A draft of the Organisational Principles is now available at https://diem25.org/draft-of-diem25-organising-principles/ . DSCs are encouraged to discuss these and to collect objections, suggestions etc.
 
Assembling DiEM25’s European Agenda: The role of DSCs
 
We also discussed the main process of turning our DSCs into a fully fledged movement: creating a surge of debate around the six systemic crises/challenges facing Europe, a debate that must culminate into six Policy Papers that, taken together, constitute DiEM25’s European Agenda (DEA). The actual process of fashioning these six Policy Papers and the DEA will also be the process by which our DSCs become functional cells of a functional movement. In the meetings, we reiterated that the six systemic challenges we must now focus on are the same ones we identified during DiEM25’s Berlin inauguration on 9th February as the DEA’s main planks:
 

TRANSPARENCY in EU decision-making
OPEN EUROPE: Refugees, Migration, and Solidarity with ‘Others’
LABOUR: Its value and the distribution of income
GREEN NEW DEAL: Investment-led Green Recovery & Macroeconomic Policy – incorporating policies for financing the Green Transition and tackling effectively the crises of debt, banking, insufficient investment, intra-European imbalances, poverty alleviation, the faulty architecture of the euro, monetary policy coordination between the Eurozone and non-Eurozone economies
GREEN TRANSITION & TECHNOLOGICAL SOVEREIGNTY – What should Europe be investing in? And how can Europe avoid becoming hostage to the technological choices made by multinational giants for multinational giants
IMAGINING A DEMOCRATIC EU CONSTITUTION IN THE SPIRIT OF DECENTRALISED EUROPEANISATION  - and the process leading to the Constitutional Assembly that will bring it about. (DiEM25 rejects the notion that Europeanising the solutions to our various crises must come at the cost of further loss of sovereignty at the municipal, regional and national level.)

 
The question was then asked: How do we put together one Policy Paper per each one of the above six issues/challenges by the end of 2017?
 
In our Dublin-London-Barcelona meetings, a broad consensus was clear that we should do this in the following steps:
 
Step 1 -      DiEM25 will compile a list of questions for each of the six challenges above and will call upon its members to convene locally, and in the spirit of self-organisation, in order to propose particular solutions and policies.
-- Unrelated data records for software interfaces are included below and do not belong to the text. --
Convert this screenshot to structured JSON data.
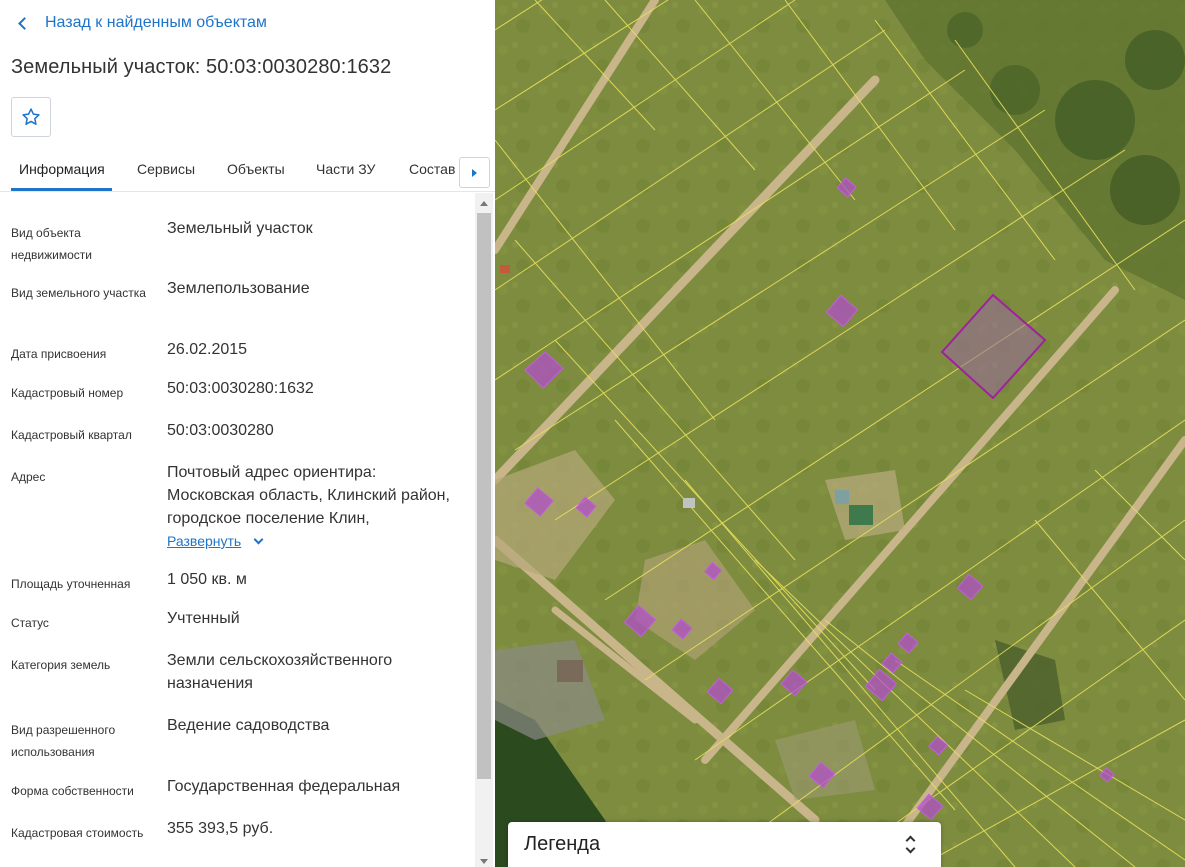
{
  "nav": {
    "back_label": "Назад к найденным объектам"
  },
  "header": {
    "title": "Земельный участок: 50:03:0030280:1632"
  },
  "tabs": [
    {
      "label": "Информация",
      "active": true
    },
    {
      "label": "Сервисы",
      "active": false
    },
    {
      "label": "Объекты",
      "active": false
    },
    {
      "label": "Части ЗУ",
      "active": false
    },
    {
      "label": "Состав",
      "active": false
    }
  ],
  "info": {
    "rows": [
      {
        "label": "Вид объекта недвижимости",
        "value": "Земельный участок"
      },
      {
        "label": "Вид земельного участка",
        "value": "Землепользование"
      },
      {
        "label": "Дата присвоения",
        "value": "26.02.2015"
      },
      {
        "label": "Кадастровый номер",
        "value": "50:03:0030280:1632"
      },
      {
        "label": "Кадастровый квартал",
        "value": "50:03:0030280"
      },
      {
        "label": "Адрес",
        "value": "Почтовый адрес ориентира: Московская область, Клинский район, городское поселение Клин,"
      },
      {
        "label": "Площадь уточненная",
        "value": "1 050 кв. м"
      },
      {
        "label": "Статус",
        "value": "Учтенный"
      },
      {
        "label": "Категория земель",
        "value": "Земли сельскохозяйственного назначения"
      },
      {
        "label": "Вид разрешенного использования",
        "value": "Ведение садоводства"
      },
      {
        "label": "Форма собственности",
        "value": "Государственная федеральная"
      },
      {
        "label": "Кадастровая стоимость",
        "value": "355 393,5 руб."
      }
    ],
    "expand_label": "Развернуть"
  },
  "legend": {
    "title": "Легенда"
  },
  "colors": {
    "accent": "#1e74c9",
    "parcel_outline": "#e8e05a",
    "building_fill": "#b14fc9",
    "selected_outline": "#a020a0"
  },
  "icons": {
    "back": "chevron-left-icon",
    "favorite": "star-outline-icon",
    "tabs_next": "triangle-right-icon",
    "expand": "chevron-down-icon",
    "legend_toggle": "updown-chevron-icon"
  }
}
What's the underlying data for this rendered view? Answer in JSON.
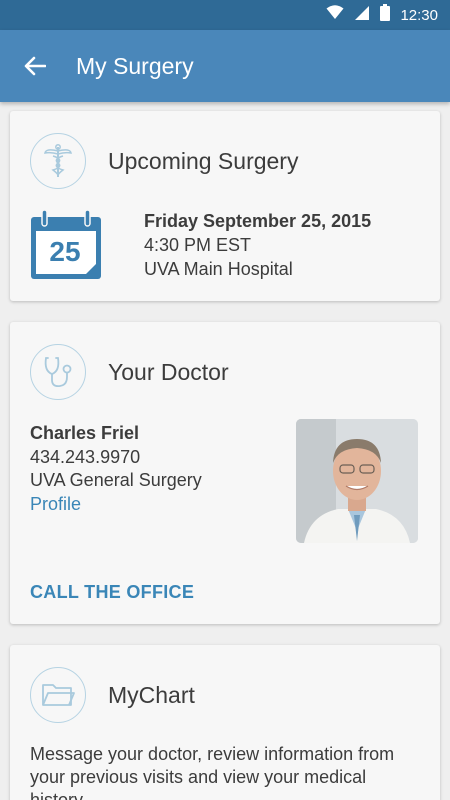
{
  "status_bar": {
    "time": "12:30",
    "icons": [
      "wifi-icon",
      "signal-icon",
      "battery-icon"
    ]
  },
  "app_bar": {
    "title": "My Surgery",
    "back_icon": "arrow-left-icon"
  },
  "surgery_card": {
    "title": "Upcoming Surgery",
    "icon": "caduceus-icon",
    "calendar_day": "25",
    "date": "Friday September 25, 2015",
    "time": "4:30 PM EST",
    "location": "UVA Main Hospital"
  },
  "doctor_card": {
    "title": "Your Doctor",
    "icon": "stethoscope-icon",
    "name": "Charles Friel",
    "phone": "434.243.9970",
    "department": "UVA General Surgery",
    "profile_link": "Profile",
    "call_action": "CALL THE OFFICE"
  },
  "mychart_card": {
    "title": "MyChart",
    "icon": "folder-icon",
    "description": "Message your doctor, review information from your previous visits and view your medical history"
  },
  "colors": {
    "status_bar": "#2f6a96",
    "app_bar": "#4a87ba",
    "accent": "#3a86b7",
    "background": "#efefef",
    "card": "#f7f7f7"
  }
}
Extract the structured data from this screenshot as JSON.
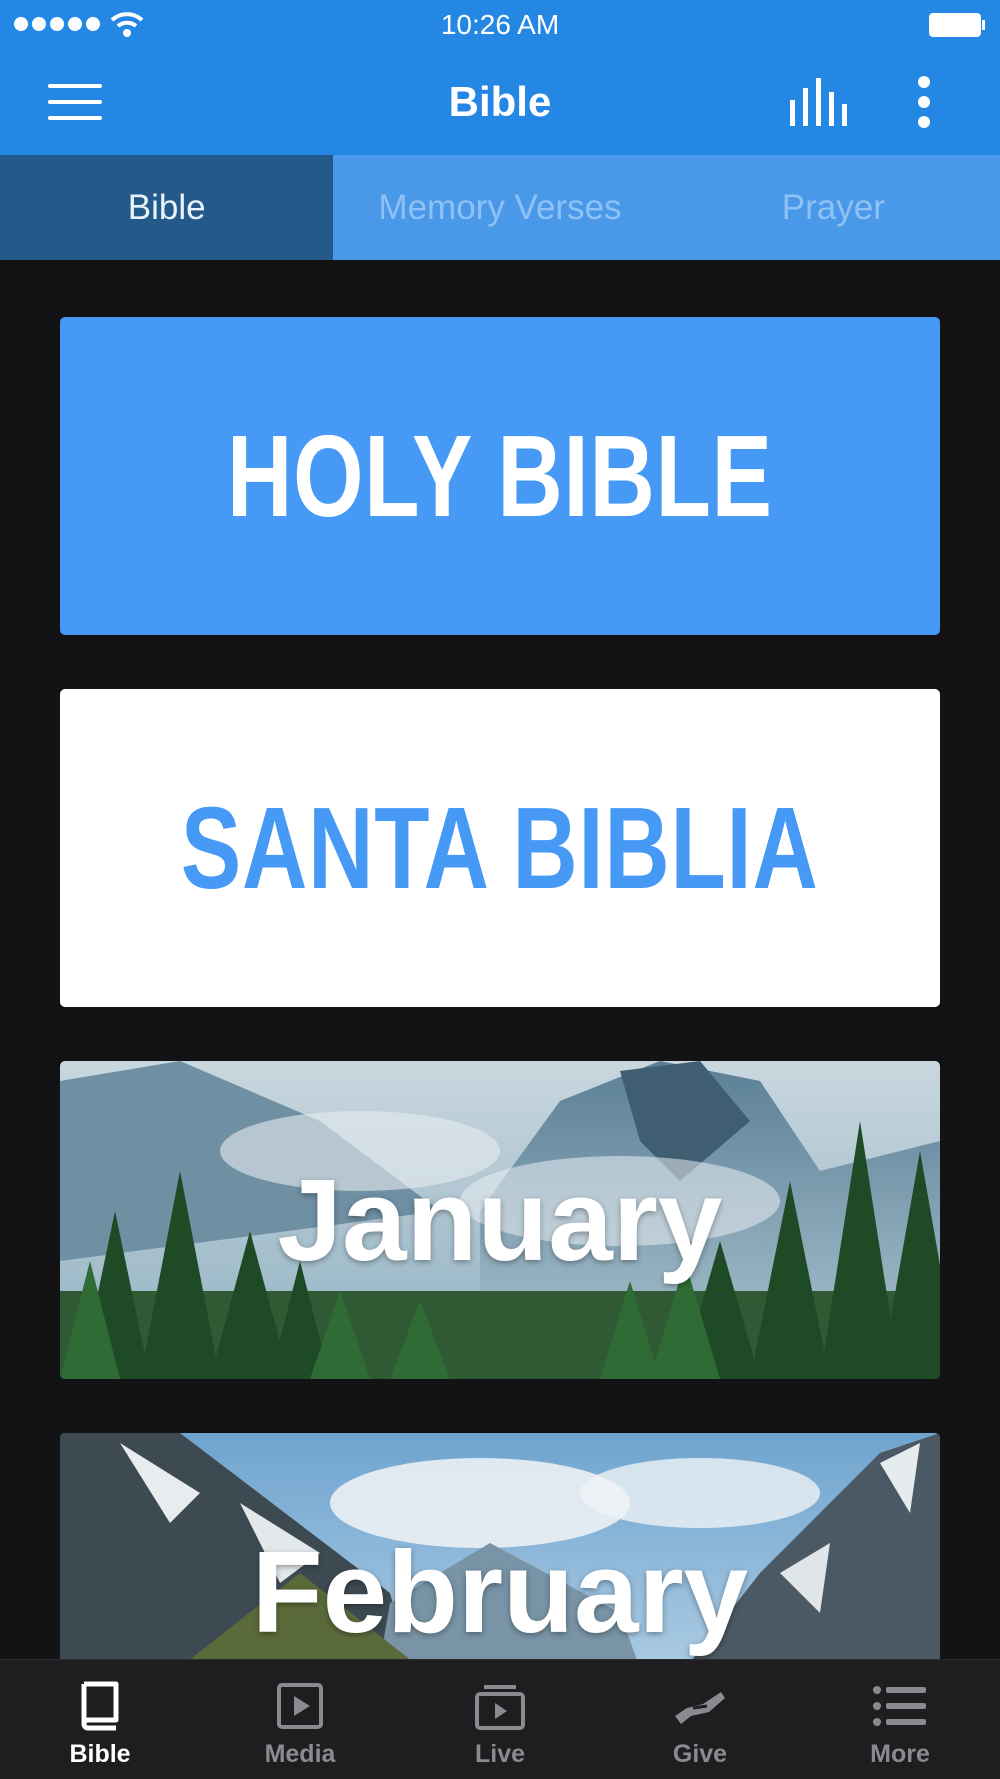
{
  "status_bar": {
    "time": "10:26 AM",
    "signal_icon": "signal-dots-icon",
    "wifi_icon": "wifi-icon",
    "battery_icon": "battery-icon"
  },
  "header": {
    "title": "Bible",
    "menu_icon": "hamburger-menu-icon",
    "audio_icon": "audio-levels-icon",
    "more_icon": "vertical-ellipsis-icon"
  },
  "tabs": [
    {
      "label": "Bible",
      "active": true
    },
    {
      "label": "Memory Verses",
      "active": false
    },
    {
      "label": "Prayer",
      "active": false
    }
  ],
  "cards": [
    {
      "label": "HOLY BIBLE",
      "background": "#4799f6",
      "text_color": "#ffffff"
    },
    {
      "label": "SANTA BIBLIA",
      "background": "#ffffff",
      "text_color": "#4799f6"
    },
    {
      "label": "January",
      "background_image": "forest-mountain-valley"
    },
    {
      "label": "February",
      "background_image": "mountain-cabin-lake"
    }
  ],
  "tab_bar": [
    {
      "label": "Bible",
      "icon": "book-icon",
      "active": true
    },
    {
      "label": "Media",
      "icon": "play-square-icon",
      "active": false
    },
    {
      "label": "Live",
      "icon": "live-stack-icon",
      "active": false
    },
    {
      "label": "Give",
      "icon": "giving-hand-icon",
      "active": false
    },
    {
      "label": "More",
      "icon": "list-icon",
      "active": false
    }
  ],
  "colors": {
    "primary": "#2587e4",
    "tab_strip": "#4a98e8",
    "tab_active": "#245a8a",
    "background": "#131315",
    "tab_bar": "#1e1e20",
    "accent_blue": "#4799f6"
  }
}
We envisage, in addition to our digital Forum, debates in Town Hall meetings, meetings in theatres, cinemas, cultural centres etc.
Step 2 -      All policy recommendations, concerns and suggestions will be compiled by a dedicated DiEM committee (one per  Policy Paper) with a view to putting together a Policy Paper Proposal that will be submitted to a DiEM25 Assembly – see Step 3
Step 3 -      Fix dates and cities, one per Policy Paper, where the relevant proposals will be debated and the DiEM25 Policy Paper will be finalised
Step 4 -      Once each DiEM25 Policy Paper has been finalised, it will be put to a vote of all members using DiEM25’ digital platform.
 
A final remark on DiEM25’s purpose
 
During the London DiEM25 meeting, I addressed Zoe Garnder, the representative of Another Europe Is Possible, without thinking too much about it, by saying: «You know Zoe, what you are doing with Another Europe Is Possible here in the UK we, DiEM25, are doing in 28 EU member-states and beyond. Another Europe Is Possible, UK, needs to see itself as part of DiEM25.” I am more than pleased to report that Zoe agreed enthusiastically.
 
And so DiEM25 moves on. We have much work to do. These DiEM25 physical meetings are only part of what we need to do a lot more of. And they are possibly the sweetest and most rewarding part of our endeavours…
 
Carpe DiEM!